[Extracted records]
Content starts

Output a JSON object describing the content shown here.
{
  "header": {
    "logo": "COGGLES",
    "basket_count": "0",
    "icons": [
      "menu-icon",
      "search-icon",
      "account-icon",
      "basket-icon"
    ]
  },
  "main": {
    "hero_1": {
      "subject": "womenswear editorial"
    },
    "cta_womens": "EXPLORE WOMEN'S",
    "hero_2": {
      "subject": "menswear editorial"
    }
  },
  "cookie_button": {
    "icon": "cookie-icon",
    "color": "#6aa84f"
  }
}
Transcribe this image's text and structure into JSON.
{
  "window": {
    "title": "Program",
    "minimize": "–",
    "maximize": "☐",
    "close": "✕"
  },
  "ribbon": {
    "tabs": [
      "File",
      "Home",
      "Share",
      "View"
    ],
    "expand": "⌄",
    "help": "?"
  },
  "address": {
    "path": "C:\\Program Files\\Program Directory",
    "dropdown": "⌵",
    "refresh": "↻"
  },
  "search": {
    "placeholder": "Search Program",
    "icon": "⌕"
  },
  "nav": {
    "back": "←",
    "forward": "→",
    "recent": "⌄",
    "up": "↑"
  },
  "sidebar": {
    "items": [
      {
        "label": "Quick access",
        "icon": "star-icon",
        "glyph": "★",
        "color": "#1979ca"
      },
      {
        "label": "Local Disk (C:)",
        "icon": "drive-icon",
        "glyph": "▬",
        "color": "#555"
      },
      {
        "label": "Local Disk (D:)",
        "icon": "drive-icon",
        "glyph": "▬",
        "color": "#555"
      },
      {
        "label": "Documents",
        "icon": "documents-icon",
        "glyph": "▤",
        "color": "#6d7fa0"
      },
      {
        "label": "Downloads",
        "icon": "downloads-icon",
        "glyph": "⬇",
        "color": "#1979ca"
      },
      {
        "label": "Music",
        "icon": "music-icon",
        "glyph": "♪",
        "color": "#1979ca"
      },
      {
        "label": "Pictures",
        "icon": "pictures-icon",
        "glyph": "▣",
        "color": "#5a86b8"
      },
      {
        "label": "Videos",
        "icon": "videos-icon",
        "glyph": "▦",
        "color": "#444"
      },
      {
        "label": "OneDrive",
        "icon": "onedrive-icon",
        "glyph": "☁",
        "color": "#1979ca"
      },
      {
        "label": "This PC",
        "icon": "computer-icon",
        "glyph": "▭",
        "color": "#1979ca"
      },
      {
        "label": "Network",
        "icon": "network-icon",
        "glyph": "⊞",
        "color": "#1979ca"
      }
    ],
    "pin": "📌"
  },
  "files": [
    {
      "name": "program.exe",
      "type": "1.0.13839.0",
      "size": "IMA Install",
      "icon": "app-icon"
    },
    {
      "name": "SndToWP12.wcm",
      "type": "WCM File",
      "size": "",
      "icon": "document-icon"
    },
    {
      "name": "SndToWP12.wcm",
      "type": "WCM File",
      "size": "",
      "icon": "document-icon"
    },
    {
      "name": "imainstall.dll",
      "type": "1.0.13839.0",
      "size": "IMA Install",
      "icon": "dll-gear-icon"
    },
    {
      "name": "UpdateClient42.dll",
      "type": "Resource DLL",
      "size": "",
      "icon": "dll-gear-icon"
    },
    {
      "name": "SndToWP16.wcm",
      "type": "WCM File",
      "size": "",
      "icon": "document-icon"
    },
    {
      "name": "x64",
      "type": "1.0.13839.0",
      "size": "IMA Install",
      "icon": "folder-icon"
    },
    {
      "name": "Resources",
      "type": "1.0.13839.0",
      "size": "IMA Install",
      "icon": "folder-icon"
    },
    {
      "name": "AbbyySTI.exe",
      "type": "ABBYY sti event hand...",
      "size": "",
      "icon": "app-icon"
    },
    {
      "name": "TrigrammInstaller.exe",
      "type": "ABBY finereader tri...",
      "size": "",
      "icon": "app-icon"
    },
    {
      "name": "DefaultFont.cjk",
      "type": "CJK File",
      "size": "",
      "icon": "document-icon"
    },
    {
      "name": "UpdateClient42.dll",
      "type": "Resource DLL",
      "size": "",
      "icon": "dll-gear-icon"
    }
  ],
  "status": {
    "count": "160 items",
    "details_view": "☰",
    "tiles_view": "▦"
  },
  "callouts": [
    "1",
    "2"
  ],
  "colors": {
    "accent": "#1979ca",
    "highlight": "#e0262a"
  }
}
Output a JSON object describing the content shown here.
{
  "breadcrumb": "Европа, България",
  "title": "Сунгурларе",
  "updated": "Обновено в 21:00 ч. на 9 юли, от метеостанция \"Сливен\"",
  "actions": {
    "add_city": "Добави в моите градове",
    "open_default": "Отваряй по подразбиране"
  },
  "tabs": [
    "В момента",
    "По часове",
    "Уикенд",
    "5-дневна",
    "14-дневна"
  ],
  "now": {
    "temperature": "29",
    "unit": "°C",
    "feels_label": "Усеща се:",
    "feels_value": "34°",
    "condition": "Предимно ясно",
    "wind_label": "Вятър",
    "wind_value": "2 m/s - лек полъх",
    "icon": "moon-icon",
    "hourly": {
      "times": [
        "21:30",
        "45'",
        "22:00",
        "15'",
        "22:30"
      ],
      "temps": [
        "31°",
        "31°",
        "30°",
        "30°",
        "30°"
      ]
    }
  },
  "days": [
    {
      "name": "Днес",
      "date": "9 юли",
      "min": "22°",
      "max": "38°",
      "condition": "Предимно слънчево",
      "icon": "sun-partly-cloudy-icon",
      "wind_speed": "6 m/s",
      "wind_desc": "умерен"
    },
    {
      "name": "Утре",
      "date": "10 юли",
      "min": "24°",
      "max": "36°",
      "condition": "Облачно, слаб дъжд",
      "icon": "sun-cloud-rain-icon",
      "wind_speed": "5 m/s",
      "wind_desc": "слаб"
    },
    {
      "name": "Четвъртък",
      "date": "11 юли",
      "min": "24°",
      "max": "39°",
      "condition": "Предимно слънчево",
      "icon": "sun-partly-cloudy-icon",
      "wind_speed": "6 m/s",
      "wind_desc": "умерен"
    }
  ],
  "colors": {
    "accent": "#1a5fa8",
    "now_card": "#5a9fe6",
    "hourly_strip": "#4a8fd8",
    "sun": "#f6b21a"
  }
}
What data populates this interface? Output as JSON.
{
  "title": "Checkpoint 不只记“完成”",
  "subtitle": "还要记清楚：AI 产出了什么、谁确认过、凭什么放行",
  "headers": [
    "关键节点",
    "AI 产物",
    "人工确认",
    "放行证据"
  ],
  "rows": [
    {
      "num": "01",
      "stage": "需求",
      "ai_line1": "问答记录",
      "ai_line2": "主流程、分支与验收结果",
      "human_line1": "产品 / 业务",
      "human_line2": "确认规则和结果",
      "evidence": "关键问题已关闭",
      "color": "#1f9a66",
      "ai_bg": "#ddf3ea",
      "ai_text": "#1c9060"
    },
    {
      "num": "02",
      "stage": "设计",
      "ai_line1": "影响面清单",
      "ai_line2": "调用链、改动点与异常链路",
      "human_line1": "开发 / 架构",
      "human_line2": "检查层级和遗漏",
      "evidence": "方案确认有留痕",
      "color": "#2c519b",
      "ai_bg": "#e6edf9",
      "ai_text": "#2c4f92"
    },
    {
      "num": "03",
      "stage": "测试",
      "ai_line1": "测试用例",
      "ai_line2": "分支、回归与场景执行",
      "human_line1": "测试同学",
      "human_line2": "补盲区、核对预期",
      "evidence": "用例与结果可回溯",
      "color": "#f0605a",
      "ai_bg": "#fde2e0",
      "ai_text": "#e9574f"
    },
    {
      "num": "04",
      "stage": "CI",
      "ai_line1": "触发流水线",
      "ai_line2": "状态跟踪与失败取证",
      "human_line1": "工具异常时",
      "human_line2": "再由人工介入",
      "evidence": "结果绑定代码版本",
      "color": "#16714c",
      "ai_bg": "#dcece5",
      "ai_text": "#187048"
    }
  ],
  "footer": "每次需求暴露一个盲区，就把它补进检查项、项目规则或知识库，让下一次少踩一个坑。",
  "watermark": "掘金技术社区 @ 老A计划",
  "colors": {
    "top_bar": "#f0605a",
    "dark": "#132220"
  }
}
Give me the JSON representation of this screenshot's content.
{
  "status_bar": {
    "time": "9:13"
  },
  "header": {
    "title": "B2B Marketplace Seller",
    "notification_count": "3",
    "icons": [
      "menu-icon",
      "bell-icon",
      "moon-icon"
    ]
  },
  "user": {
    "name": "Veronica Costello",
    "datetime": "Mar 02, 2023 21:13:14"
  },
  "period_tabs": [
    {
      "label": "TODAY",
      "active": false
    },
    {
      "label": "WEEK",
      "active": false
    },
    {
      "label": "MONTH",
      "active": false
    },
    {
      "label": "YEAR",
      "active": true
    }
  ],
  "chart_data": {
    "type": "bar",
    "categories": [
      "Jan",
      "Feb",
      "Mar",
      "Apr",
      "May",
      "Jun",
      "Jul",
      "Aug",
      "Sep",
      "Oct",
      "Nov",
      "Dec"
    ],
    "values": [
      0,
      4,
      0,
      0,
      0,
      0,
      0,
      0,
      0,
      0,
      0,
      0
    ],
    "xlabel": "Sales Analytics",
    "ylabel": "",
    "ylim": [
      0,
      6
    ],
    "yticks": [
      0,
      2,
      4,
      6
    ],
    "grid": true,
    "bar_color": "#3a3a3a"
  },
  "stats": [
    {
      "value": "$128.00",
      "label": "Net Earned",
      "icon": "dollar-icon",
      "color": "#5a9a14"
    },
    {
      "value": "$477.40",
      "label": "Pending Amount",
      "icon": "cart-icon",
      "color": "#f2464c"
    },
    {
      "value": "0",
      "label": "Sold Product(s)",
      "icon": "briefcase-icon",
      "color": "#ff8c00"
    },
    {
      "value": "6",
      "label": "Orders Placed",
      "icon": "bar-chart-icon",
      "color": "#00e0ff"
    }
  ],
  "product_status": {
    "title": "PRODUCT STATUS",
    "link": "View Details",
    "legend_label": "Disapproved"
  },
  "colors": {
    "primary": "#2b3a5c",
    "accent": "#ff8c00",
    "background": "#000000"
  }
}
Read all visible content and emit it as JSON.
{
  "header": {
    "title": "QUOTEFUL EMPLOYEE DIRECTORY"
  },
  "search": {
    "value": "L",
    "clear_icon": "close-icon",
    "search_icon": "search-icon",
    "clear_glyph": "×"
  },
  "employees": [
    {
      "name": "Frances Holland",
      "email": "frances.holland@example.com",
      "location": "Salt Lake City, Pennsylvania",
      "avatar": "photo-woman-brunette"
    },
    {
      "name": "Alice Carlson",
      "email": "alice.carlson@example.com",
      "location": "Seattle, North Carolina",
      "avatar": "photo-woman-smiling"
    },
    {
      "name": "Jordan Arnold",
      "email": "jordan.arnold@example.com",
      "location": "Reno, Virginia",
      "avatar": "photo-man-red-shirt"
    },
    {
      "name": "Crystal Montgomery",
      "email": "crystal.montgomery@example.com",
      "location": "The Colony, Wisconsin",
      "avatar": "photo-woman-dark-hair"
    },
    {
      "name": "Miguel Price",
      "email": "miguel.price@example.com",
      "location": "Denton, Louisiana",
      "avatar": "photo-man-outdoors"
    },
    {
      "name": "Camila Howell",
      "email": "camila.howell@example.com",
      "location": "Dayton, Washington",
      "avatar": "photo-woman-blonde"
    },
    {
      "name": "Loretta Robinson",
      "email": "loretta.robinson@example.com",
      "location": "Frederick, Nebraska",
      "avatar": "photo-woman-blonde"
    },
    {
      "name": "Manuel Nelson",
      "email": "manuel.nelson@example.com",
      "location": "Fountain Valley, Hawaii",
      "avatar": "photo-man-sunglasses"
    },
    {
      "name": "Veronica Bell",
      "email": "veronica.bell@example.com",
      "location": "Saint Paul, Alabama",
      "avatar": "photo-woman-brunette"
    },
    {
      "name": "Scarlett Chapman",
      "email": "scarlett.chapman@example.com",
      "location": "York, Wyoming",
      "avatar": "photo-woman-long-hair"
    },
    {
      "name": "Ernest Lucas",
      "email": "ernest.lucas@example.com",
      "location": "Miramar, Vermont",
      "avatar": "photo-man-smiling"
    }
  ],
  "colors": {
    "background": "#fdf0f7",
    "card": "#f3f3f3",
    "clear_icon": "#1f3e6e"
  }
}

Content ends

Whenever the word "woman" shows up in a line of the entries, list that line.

      "avatar": "photo-woman-brunette"
      "avatar": "photo-woman-smiling"
      "avatar": "photo-woman-dark-hair"
      "avatar": "photo-woman-blonde"
      "avatar": "photo-woman-blonde"
      "avatar": "photo-woman-brunette"
      "avatar": "photo-woman-long-hair"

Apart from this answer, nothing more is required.